The Building Energy Exchange—in collaboration with Bright Power, New York City Department of Housing Preservation and Development (NYC HPD), The Community Preservation Corporation (CPC), and Steven Winter Associates (SWA)—released a report and playbook that analyzes energy use, emissions, and operational cost data from six New York City multifamily Passive House buildings. Different from other resources, this playbook compares that data to data from peer buildings built to code.
For sustainability professionals and forward-thinking building owners and operators, this isn’t news. But what’s groundbreaking about this report is that this data can increase building owners’ access to private debt and, in the case of some affordable housing, may also decrease reliance on public subsidies.

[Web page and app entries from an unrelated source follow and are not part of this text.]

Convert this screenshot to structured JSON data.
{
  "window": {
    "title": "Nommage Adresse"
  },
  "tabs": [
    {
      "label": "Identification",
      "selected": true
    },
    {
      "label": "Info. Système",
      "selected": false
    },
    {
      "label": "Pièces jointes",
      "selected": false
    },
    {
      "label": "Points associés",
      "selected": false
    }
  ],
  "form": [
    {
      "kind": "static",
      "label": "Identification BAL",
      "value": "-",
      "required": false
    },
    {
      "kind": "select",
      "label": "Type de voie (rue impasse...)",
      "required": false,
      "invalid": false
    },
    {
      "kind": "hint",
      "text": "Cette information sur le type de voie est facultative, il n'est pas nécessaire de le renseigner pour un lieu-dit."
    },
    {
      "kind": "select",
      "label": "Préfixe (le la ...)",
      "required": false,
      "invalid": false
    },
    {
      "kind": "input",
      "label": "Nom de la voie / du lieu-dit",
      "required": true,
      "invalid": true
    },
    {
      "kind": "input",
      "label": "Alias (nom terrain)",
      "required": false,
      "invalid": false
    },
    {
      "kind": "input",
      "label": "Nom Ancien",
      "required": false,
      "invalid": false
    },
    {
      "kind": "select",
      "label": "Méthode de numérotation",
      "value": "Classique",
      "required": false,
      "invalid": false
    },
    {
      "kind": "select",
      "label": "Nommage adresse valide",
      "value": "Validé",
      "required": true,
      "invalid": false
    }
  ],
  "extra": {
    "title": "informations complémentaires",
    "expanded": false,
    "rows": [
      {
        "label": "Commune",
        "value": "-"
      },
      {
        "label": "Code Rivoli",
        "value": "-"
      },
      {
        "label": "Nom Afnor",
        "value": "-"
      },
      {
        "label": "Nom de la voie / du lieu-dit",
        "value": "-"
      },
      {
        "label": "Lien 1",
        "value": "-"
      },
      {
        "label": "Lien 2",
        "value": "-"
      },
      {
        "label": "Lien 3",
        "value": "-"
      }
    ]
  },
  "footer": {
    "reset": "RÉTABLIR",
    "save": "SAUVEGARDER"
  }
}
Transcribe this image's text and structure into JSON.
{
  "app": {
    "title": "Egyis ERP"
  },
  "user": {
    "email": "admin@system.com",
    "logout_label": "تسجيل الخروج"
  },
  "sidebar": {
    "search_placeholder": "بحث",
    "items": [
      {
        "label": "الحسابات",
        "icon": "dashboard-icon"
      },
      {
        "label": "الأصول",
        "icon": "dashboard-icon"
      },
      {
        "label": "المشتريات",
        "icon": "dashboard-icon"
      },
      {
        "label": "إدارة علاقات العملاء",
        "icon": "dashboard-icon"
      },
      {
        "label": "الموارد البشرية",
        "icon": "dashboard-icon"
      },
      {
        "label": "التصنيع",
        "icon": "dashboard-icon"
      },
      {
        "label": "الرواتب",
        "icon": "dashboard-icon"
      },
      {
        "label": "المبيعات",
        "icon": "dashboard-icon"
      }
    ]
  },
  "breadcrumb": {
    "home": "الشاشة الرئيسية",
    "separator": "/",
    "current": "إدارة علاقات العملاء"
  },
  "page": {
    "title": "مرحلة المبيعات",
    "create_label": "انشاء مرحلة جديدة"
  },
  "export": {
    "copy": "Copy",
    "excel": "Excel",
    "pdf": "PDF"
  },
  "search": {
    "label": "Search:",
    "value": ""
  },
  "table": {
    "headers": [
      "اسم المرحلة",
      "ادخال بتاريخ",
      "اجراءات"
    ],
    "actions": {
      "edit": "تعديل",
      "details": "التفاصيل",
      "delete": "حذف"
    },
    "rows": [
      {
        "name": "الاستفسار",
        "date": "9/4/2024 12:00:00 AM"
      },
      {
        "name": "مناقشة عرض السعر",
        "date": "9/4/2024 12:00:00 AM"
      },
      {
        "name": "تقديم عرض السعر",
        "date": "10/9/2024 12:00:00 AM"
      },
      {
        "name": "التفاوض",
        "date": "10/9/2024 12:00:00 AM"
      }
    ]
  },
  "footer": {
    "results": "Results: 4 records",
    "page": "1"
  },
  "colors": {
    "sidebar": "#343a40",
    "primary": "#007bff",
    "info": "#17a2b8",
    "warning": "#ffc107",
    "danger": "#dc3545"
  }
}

Future research will focus on developing better tools for lenders and collecting data from a larger set of buildings. A capstone team from the City College of New York (CUNY) Sustainability in the Urban Environment program is currently working on a multifamily Passive House database, which uses an online survey to collect data from projects in New York and similar North American climates. You can learn more and contribute to the database on CUNY’s website.